What you are asked to do » Select all lines holding the word "JSON" from the entries that follow.

Study material »
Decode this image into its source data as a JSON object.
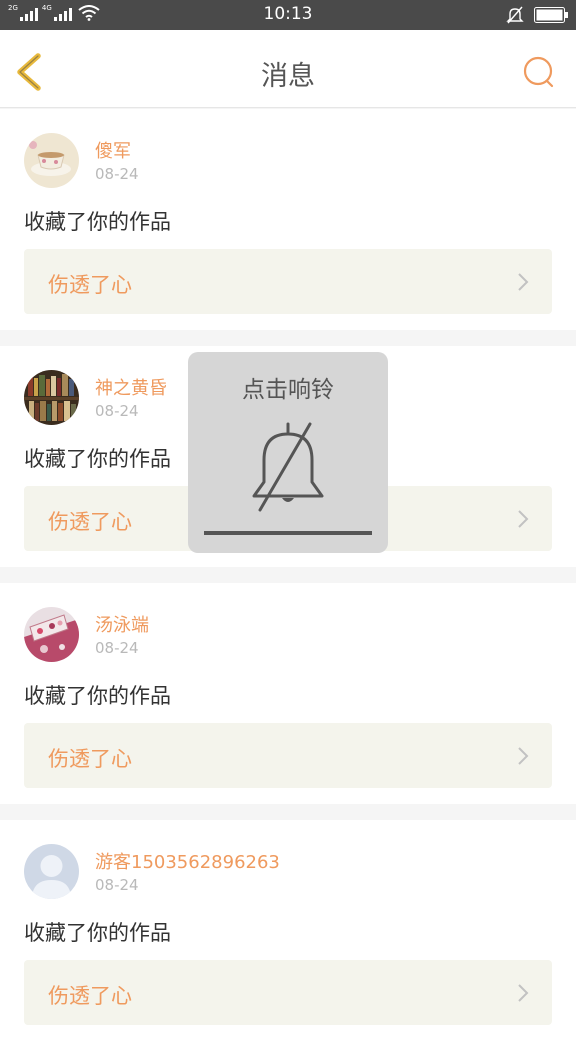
{
  "status_bar": {
    "time": "10:13",
    "net1": "2G",
    "net2": "4G",
    "icons": [
      "signal-icon",
      "signal-icon",
      "wifi-icon",
      "ringer-off-icon",
      "battery-icon"
    ]
  },
  "header": {
    "title": "消息",
    "back_icon": "chevron-left-icon",
    "search_icon": "search-icon"
  },
  "messages": [
    {
      "user": "傻军",
      "date": "08-24",
      "action": "收藏了你的作品",
      "work": "伤透了心"
    },
    {
      "user": "神之黄昏",
      "date": "08-24",
      "action": "收藏了你的作品",
      "work": "伤透了心"
    },
    {
      "user": "汤泳端",
      "date": "08-24",
      "action": "收藏了你的作品",
      "work": "伤透了心"
    },
    {
      "user": "游客1503562896263",
      "date": "08-24",
      "action": "收藏了你的作品",
      "work": "伤透了心"
    }
  ],
  "toast": {
    "text": "点击响铃",
    "icon": "bell-off-icon"
  },
  "colors": {
    "accent": "#ef9a5e",
    "back_arrow": "#e8b93c",
    "status_bar": "#4a4a4a",
    "work_box": "#f4f4ec"
  }
}
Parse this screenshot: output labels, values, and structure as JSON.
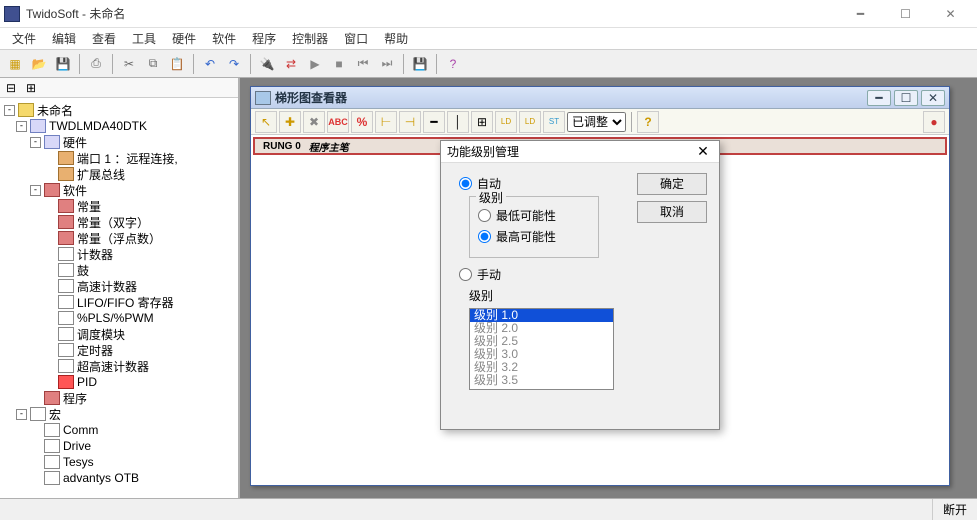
{
  "window": {
    "title": "TwidoSoft - 未命名"
  },
  "menu": [
    "文件",
    "编辑",
    "查看",
    "工具",
    "硬件",
    "软件",
    "程序",
    "控制器",
    "窗口",
    "帮助"
  ],
  "tree": {
    "root": "未命名",
    "device": "TWDLMDA40DTK",
    "hardware": {
      "label": "硬件",
      "port": "端口 1 ：远程连接,",
      "bus": "扩展总线"
    },
    "software": {
      "label": "软件",
      "items": [
        "常量",
        "常量（双字）",
        "常量（浮点数）",
        "计数器",
        "鼓",
        "高速计数器",
        "LIFO/FIFO 寄存器",
        "%PLS/%PWM",
        "调度模块",
        "定时器",
        "超高速计数器",
        "PID"
      ]
    },
    "program": "程序",
    "macros": {
      "label": "宏",
      "items": [
        "Comm",
        "Drive",
        "Tesys",
        "advantys OTB"
      ]
    }
  },
  "viewer": {
    "title": "梯形图查看器",
    "dropdown": "已调整",
    "rung": "RUNG 0",
    "rung_label": "程序主笔"
  },
  "dialog": {
    "title": "功能级别管理",
    "auto": "自动",
    "group1": "级别",
    "opt_low": "最低可能性",
    "opt_high": "最高可能性",
    "manual": "手动",
    "group2": "级别",
    "levels": [
      "级别 1.0",
      "级别 2.0",
      "级别 2.5",
      "级别 3.0",
      "级别 3.2",
      "级别 3.5"
    ],
    "ok": "确定",
    "cancel": "取消"
  },
  "status": {
    "disconnect": "断开"
  }
}
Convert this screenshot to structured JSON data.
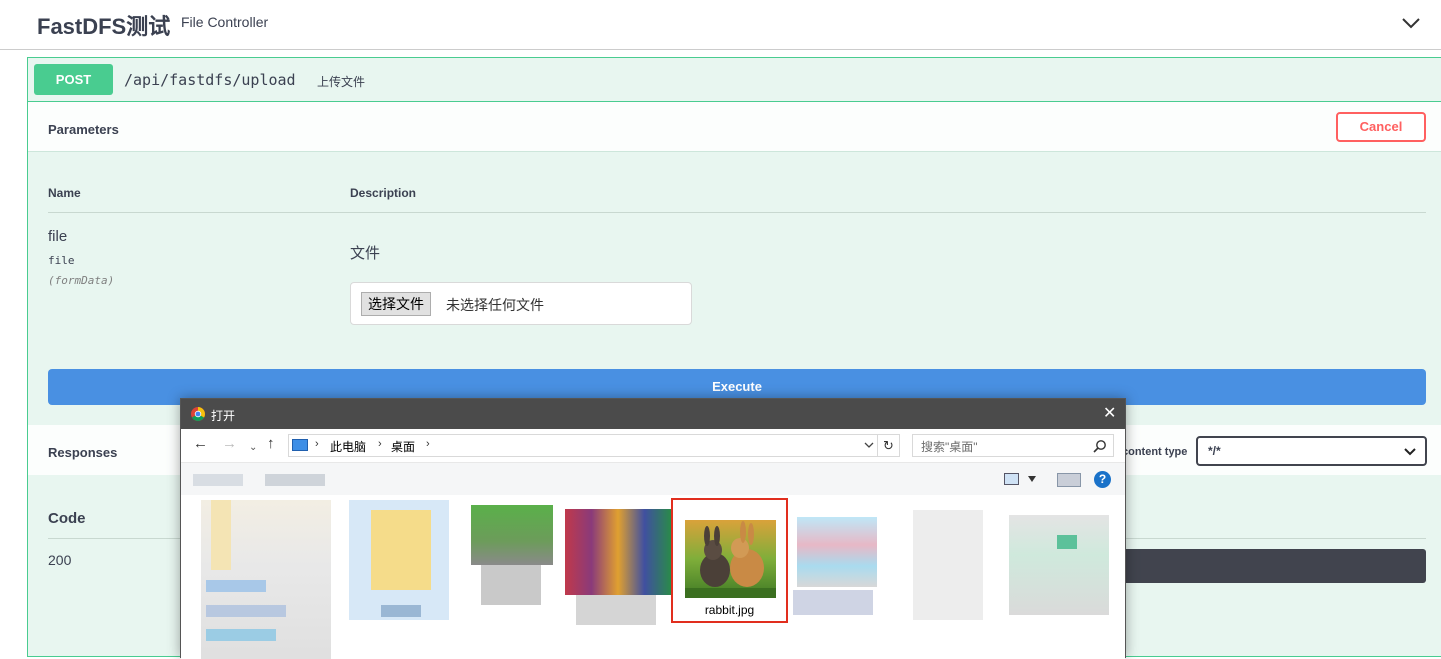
{
  "header": {
    "tag_title": "FastDFS测试",
    "tag_description": "File Controller",
    "collapse_icon": "chevron-down-icon"
  },
  "operation": {
    "method": "POST",
    "path": "/api/fastdfs/upload",
    "summary": "上传文件",
    "parameters_title": "Parameters",
    "cancel_label": "Cancel",
    "columns": {
      "name": "Name",
      "description": "Description"
    },
    "param": {
      "name": "file",
      "type": "file",
      "in": "(formData)",
      "description": "文件",
      "file_button": "选择文件",
      "file_status": "未选择任何文件"
    },
    "execute_label": "Execute",
    "responses_title": "Responses",
    "content_type_label": "content type",
    "content_type_value": "*/*",
    "code_header": "Code",
    "code_value": "200"
  },
  "dialog": {
    "title": "打开",
    "breadcrumbs": [
      "此电脑",
      "桌面"
    ],
    "search_placeholder": "搜索\"桌面\"",
    "selected_file": "rabbit.jpg",
    "colors": {
      "selection_border": "#e12e1e",
      "titlebar": "#4b4b4b"
    }
  },
  "colors": {
    "post": "#49cc90",
    "execute": "#4990e2",
    "cancel": "#ff6060",
    "opblock_bg": "#e8f6f0"
  }
}
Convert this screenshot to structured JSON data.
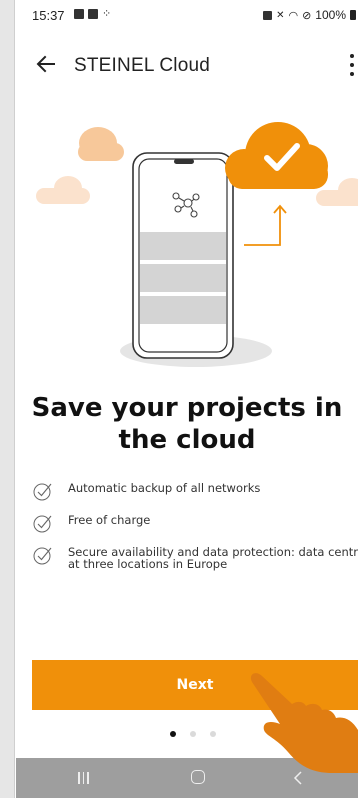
{
  "status_bar": {
    "time": "15:37",
    "battery": "100%"
  },
  "app_bar": {
    "title": "STEINEL Cloud",
    "back_icon": "arrow-left-icon",
    "menu_icon": "kebab-menu-icon"
  },
  "headline": "Save your projects in the cloud",
  "features": [
    {
      "icon": "circle-check-icon",
      "lines": [
        "Automatic backup of all networks"
      ]
    },
    {
      "icon": "circle-check-icon",
      "lines": [
        "Free of charge"
      ]
    },
    {
      "icon": "circle-check-icon",
      "lines": [
        "Secure availability and data protection: data centres",
        "at three locations in Europe"
      ]
    }
  ],
  "next_button": {
    "label": "Next"
  },
  "pager": {
    "pages": 3,
    "active": 0
  },
  "colors": {
    "accent": "#f0900a",
    "cloud_light": "#f7c89a",
    "nav_bar": "#9e9e9e"
  }
}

Task solution »
Decode this image into its source data as a JSON object.
Parse this screenshot: output labels, values, and structure as JSON.
Convert this screenshot to structured JSON data.
Convert this screenshot to structured JSON data.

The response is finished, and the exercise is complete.